◆ WORK ORDER
Gather all lines in the entries below that include the word "Paper".

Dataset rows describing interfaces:
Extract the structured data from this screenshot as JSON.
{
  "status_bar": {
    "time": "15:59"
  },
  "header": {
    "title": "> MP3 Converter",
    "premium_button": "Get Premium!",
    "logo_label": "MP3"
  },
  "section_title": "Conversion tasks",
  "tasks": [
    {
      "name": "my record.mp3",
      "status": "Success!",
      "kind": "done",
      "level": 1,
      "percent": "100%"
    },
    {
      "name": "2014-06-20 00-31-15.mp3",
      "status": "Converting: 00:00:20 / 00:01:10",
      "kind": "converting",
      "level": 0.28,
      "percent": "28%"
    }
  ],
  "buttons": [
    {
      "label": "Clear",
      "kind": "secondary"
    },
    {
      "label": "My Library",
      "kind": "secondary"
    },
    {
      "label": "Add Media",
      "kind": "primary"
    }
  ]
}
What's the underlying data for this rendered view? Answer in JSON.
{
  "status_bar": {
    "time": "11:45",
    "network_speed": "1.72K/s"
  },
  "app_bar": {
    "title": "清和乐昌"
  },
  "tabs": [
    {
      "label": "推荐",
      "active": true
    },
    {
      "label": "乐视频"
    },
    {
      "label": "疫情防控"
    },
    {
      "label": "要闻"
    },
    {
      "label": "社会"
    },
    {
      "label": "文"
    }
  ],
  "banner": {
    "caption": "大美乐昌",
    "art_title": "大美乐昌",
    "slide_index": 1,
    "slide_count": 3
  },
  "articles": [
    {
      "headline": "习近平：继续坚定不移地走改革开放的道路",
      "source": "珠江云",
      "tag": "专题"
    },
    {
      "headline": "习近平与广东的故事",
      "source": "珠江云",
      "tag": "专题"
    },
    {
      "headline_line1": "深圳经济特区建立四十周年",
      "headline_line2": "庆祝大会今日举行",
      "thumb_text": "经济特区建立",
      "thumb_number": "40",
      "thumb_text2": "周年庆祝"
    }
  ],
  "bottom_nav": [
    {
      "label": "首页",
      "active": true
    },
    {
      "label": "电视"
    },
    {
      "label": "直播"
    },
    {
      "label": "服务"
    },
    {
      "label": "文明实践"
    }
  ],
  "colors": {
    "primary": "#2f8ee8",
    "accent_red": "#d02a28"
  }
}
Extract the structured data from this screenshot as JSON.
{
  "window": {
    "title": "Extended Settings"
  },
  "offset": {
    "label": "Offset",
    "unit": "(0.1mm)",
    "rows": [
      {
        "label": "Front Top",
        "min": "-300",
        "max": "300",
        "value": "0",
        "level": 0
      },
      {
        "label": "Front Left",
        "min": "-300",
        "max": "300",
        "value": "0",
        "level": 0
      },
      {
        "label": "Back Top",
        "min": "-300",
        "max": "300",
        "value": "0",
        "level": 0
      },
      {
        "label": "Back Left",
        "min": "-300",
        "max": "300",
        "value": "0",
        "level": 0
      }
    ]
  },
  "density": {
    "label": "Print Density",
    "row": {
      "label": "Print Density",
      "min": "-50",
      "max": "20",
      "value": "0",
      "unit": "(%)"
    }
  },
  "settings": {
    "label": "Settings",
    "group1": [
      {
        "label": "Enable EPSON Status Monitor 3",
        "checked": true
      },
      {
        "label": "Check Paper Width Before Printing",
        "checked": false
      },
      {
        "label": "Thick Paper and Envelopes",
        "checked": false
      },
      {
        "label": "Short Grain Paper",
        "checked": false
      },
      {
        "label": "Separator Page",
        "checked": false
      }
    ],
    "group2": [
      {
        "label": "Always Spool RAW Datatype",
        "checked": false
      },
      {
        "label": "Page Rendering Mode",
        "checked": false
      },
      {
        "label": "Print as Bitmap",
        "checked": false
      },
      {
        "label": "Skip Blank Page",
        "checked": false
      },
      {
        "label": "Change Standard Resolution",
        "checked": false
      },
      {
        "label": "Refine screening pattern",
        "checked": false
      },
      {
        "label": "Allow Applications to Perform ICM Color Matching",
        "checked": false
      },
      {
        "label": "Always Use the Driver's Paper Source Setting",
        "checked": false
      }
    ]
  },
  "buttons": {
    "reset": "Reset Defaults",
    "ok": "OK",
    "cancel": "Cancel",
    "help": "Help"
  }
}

◆ TASK OUTPUT
        "label": "Check Paper Width Before Printing",
        "label": "Thick Paper and Envelopes",
        "label": "Short Grain Paper",
        "label": "Always Use the Driver's Paper Source Setting",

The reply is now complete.